At your table, you don’t need a rebellion to use this poem. All you need is someone passing judgement over someone who’s wronged them – or better yet, passing judgement over someone related to the wrongdoer, the real culprit being dead or unavailable. The PCs can join in to help plead for mercy. If that doesn’t work, they can manufacture a claim to having been wronged so they can execute the defendant, but actually set them free. If the PCs are on the anti-mercy side, they can argue against the poet and try to sniff out manufactured claims. I’d like to think few players would be on the anti-mercy side, though.
In 128 A.H. (745-746 A.D.), Caliph Marwan II put down a Kharijite rebellion in Iraq. The Kharijites were a peculiar sect of Islam that no longer exists. It stood alongside Sunni and Shia Islam and was arguably more important than the latter for the first two centuries of the religion. Kharijites believed that only God could pass judgement over people. At the time, Islam was riven with factionalism and civil wars, which the Kharijites interpreted as different sides casting judgement on one another. Therefore, anyone who was part of a faction (e.g. any Muslim who wasn’t a Kharijite) was not a Muslim at all but a heretic and needed to be purged. “But Tristan,” you say, “Doesn’t that make the Kharijites a faction that casts judgement on people?” Of course it does, but most of our surviving sources from this era are distinctly anti-Kharijite. The Kharijites lost big, and we can’t entirely trust their enemies to faithfully record their beliefs and grievances. So while my description of the Kharijites is fairly orthodox, it also needs to be taken with a grain of salt.
Khalifa puts the following poem in the mouth of a Kharijite widow who lost in this year’s rebellion her father, brother, husband, mother, and paternal and maternal aunts:
Who is there to give comfort to a heart wracked by sadness
Or to a soul that has no peace?
The pious ones have departed and gone away
The best family there is has gone
A family that is dead
Whatever they did was good
They faced the swords in battle
Unflinchingly and were no cowards
Kharijites who sold themselves to God
And by Him were not defrauded
They pursued the pleasure of their Lord
When religion and law had died
These people attained what they sought:
God’s blessings unprecedented
There weren’t many Kharijite rebellions after this one.
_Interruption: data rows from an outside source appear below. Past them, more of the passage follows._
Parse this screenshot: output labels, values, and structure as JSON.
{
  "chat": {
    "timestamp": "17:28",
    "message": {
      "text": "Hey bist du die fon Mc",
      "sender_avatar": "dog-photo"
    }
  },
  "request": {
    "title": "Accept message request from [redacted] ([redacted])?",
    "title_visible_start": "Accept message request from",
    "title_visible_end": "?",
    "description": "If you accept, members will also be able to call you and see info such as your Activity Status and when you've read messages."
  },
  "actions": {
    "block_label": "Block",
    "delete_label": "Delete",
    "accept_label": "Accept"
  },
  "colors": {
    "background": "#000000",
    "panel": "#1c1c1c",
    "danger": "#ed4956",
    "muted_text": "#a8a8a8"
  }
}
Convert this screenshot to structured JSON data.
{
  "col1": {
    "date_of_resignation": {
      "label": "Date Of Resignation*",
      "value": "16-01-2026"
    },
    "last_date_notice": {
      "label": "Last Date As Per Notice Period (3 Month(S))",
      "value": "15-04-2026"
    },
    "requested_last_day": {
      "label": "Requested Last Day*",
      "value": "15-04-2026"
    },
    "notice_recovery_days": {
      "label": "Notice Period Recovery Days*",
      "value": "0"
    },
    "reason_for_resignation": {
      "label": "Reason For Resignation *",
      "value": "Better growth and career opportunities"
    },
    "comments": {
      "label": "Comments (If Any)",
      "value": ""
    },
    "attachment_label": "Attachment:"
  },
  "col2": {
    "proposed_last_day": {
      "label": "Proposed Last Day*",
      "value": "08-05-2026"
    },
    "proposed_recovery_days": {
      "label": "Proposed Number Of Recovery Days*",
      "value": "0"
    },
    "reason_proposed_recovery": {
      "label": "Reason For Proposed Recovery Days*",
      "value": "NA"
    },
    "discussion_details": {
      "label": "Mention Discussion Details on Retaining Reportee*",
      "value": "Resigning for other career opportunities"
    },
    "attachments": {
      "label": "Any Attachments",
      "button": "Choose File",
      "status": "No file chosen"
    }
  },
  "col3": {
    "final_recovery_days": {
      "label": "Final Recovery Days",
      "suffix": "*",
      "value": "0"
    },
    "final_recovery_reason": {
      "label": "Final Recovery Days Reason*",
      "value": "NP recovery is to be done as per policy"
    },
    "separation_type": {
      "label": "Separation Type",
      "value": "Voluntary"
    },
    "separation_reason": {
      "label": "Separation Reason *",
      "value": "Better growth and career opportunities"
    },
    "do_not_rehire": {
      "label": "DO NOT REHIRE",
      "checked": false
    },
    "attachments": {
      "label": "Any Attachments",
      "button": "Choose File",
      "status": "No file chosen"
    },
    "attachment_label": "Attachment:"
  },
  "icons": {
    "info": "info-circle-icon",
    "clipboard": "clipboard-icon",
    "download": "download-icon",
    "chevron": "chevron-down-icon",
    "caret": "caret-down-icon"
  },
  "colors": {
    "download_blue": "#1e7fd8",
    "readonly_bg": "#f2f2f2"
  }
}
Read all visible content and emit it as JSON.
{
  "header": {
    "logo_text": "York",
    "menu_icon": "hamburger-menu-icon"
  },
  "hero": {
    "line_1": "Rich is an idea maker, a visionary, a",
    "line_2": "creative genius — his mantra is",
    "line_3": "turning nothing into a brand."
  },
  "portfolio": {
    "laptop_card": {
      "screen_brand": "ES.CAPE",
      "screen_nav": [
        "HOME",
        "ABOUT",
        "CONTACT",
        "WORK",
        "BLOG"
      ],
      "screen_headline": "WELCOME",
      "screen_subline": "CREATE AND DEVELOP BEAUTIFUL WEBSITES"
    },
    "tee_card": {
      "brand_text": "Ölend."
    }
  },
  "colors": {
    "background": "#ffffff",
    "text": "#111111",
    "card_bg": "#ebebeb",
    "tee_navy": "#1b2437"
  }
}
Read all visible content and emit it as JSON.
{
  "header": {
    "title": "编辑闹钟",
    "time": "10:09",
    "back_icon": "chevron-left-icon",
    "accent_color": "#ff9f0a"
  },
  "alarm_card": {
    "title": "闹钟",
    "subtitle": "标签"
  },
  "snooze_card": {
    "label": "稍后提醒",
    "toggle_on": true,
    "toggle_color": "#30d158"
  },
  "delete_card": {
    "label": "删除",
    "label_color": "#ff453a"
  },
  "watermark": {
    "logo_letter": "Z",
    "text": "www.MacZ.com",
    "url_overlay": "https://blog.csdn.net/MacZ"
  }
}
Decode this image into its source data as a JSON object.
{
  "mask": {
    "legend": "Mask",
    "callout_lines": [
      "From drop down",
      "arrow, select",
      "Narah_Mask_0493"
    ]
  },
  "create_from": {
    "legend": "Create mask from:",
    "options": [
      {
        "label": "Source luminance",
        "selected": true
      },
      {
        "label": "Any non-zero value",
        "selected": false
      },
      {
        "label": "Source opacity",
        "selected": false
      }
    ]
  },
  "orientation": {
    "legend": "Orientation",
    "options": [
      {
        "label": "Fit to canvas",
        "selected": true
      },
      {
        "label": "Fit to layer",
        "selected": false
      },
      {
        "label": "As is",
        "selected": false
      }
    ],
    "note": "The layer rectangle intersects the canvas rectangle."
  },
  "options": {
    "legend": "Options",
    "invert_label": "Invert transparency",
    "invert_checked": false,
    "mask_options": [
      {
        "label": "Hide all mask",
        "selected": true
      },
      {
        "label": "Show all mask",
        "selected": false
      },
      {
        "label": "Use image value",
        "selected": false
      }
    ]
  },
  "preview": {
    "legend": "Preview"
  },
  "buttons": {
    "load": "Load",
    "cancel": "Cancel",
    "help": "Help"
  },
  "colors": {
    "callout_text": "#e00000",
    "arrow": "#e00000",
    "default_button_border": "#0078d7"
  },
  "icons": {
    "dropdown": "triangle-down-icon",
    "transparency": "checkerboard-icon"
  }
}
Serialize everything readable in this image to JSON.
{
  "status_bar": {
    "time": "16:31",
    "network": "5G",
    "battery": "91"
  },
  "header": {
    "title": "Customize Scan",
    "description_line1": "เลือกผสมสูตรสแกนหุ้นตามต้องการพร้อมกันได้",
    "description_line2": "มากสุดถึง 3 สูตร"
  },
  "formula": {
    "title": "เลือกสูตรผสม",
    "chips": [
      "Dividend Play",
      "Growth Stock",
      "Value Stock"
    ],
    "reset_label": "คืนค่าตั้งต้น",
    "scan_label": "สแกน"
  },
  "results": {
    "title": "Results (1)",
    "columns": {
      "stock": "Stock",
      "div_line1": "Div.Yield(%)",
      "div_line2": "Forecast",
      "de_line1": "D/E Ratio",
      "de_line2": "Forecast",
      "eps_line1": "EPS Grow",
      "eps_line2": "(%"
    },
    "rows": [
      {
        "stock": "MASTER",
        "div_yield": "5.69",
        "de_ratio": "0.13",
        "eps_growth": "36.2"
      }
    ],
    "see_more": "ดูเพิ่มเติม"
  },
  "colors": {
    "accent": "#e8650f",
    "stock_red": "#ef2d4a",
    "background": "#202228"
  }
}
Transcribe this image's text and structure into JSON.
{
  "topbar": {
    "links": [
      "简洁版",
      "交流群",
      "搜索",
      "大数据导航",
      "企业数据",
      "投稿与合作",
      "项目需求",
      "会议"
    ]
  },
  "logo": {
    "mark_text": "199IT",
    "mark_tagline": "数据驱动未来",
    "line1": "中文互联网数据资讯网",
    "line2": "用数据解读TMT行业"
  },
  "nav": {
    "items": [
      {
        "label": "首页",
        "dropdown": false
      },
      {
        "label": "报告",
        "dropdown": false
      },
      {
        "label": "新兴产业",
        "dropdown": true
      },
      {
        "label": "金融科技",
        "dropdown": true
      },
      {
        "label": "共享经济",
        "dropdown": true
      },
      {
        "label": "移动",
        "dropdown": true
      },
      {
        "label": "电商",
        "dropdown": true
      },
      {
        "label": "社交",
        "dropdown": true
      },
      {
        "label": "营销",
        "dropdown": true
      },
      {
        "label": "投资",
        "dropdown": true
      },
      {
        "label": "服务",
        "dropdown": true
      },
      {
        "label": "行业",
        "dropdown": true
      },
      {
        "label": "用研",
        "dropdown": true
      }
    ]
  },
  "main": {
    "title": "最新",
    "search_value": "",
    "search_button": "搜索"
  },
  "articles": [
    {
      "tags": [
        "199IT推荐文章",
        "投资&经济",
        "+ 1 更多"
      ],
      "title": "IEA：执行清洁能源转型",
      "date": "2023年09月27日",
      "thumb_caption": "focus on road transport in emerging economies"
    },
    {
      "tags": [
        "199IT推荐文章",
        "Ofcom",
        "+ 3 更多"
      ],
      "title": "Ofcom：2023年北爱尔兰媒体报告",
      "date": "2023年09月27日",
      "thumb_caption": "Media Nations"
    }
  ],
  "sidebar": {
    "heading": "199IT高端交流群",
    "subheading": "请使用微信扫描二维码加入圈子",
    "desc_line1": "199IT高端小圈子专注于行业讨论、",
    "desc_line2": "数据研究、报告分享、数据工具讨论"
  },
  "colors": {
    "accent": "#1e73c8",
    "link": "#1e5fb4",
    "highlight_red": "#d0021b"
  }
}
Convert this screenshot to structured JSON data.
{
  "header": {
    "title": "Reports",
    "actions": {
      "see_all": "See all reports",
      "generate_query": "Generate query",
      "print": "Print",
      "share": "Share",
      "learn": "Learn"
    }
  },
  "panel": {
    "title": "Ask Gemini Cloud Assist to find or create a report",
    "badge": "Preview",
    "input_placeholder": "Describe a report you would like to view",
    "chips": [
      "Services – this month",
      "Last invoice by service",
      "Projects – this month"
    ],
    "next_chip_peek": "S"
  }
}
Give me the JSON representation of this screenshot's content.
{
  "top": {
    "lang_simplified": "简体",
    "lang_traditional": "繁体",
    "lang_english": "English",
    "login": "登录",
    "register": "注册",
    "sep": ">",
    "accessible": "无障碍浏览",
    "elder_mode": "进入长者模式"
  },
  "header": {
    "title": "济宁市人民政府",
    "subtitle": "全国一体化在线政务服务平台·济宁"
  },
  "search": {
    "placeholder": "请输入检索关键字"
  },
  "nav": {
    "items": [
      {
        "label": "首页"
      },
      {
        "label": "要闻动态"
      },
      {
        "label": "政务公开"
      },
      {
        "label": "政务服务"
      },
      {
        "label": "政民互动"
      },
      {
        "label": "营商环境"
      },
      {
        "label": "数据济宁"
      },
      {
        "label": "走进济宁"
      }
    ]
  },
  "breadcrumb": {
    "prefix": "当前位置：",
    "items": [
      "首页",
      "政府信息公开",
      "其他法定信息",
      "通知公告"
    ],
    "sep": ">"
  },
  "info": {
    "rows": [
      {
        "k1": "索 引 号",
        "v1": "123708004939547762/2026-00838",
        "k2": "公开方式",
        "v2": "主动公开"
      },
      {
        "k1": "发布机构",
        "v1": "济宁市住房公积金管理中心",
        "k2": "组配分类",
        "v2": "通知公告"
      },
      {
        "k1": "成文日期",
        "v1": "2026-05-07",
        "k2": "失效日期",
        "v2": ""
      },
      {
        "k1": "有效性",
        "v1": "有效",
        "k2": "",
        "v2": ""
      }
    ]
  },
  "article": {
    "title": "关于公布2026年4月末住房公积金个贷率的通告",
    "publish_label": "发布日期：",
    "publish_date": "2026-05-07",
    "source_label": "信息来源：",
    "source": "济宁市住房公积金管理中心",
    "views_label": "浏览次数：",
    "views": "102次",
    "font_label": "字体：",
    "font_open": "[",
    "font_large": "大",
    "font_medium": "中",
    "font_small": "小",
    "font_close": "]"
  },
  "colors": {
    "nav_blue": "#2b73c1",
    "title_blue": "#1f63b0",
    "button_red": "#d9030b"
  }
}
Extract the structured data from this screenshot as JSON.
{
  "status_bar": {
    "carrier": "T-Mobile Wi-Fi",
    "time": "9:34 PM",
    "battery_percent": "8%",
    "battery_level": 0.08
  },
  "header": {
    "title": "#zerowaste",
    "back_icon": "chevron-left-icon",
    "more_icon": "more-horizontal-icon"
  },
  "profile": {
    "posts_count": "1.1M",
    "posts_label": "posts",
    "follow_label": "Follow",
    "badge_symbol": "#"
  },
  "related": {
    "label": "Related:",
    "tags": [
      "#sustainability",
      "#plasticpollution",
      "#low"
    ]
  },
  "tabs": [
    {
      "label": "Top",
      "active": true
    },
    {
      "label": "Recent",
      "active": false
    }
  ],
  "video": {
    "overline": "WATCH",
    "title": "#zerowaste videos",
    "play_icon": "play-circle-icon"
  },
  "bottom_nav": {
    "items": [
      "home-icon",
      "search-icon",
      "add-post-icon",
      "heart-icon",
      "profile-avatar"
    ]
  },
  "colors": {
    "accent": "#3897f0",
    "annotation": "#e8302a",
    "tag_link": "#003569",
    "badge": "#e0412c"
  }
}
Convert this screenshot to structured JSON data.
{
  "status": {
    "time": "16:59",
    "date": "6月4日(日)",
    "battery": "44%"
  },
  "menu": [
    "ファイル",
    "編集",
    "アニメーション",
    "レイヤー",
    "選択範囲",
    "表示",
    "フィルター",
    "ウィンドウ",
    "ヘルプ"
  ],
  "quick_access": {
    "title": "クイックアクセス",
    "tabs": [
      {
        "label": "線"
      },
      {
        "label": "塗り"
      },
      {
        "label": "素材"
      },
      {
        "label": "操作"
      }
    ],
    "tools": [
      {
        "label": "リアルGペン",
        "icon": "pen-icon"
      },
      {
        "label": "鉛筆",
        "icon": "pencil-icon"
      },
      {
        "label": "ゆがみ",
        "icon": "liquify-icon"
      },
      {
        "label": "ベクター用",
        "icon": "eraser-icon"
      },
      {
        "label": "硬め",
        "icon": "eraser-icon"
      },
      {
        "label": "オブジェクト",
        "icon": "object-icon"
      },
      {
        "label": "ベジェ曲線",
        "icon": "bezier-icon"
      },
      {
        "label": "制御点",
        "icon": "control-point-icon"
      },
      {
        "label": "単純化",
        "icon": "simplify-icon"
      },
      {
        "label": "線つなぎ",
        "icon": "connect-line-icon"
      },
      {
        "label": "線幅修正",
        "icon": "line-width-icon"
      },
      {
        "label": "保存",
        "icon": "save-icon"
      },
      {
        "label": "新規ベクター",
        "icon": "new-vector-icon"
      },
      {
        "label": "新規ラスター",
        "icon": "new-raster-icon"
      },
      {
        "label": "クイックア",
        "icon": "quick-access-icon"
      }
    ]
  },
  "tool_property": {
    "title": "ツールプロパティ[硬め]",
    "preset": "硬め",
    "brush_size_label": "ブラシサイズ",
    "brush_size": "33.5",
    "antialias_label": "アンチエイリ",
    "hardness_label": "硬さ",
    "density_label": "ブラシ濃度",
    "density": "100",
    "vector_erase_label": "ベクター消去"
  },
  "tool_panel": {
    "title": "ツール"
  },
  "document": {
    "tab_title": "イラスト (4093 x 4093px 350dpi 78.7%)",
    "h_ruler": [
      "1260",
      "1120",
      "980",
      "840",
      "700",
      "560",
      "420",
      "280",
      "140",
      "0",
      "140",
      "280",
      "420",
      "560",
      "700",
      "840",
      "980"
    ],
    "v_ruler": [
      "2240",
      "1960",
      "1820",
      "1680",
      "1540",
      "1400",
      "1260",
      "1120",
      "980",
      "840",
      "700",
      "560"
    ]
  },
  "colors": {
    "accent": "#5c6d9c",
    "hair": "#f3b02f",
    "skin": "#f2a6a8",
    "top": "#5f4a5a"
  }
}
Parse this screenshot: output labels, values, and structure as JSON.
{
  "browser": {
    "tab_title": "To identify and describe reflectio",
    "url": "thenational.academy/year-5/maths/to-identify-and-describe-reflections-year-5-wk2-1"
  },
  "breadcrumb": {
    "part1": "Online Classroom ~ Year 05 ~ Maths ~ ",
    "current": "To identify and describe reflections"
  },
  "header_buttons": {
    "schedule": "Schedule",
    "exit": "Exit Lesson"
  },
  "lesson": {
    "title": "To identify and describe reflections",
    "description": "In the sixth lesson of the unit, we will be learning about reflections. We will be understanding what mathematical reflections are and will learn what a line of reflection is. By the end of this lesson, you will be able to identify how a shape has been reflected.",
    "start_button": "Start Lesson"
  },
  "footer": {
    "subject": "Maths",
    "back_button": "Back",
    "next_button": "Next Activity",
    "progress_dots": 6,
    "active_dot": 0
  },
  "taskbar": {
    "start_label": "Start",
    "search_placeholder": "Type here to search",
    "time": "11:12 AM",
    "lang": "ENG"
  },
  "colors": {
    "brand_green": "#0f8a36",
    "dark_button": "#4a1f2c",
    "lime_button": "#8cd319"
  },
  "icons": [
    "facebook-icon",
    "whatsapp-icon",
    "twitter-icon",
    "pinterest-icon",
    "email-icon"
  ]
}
The hardliners were crushed, their religion exterminated. From the Kharijites, though, grew a new sect: Ibadi Islam. Today it is the third major sect of the religion (though a distant third) and the dominant religion in Oman. Ibadis are not Kharijites and – given the latter’s (perhaps unfair) reputation as blood-mad zealots – Ibadis don’t much appreciate being compared to them. But they are theological descendants of much more moderate Kharijites. Perhaps the grieving widow above might take some comfort in that.
At your table, you again do not need a giant, full-scale rebellion to use this poem. All you need is a dissident group, some of whose members were killed by the state. That same state might ask the PCs to monitor this widow. She’s so public in her support for the dissidents that whoever contacts her is probably someone worth surveilling. The PCs will have to choose. Do they mistrust the dissidents enough to go along with the state? Do they find the situation distasteful enough to walk away and earn the state’s ire? Or do they side with the widow and forge ties with her people?
Source: Khalifa ibn Khayyat’s History on the Umayyad Dynasty (660-750), translated by Carl Wurtzel (2015)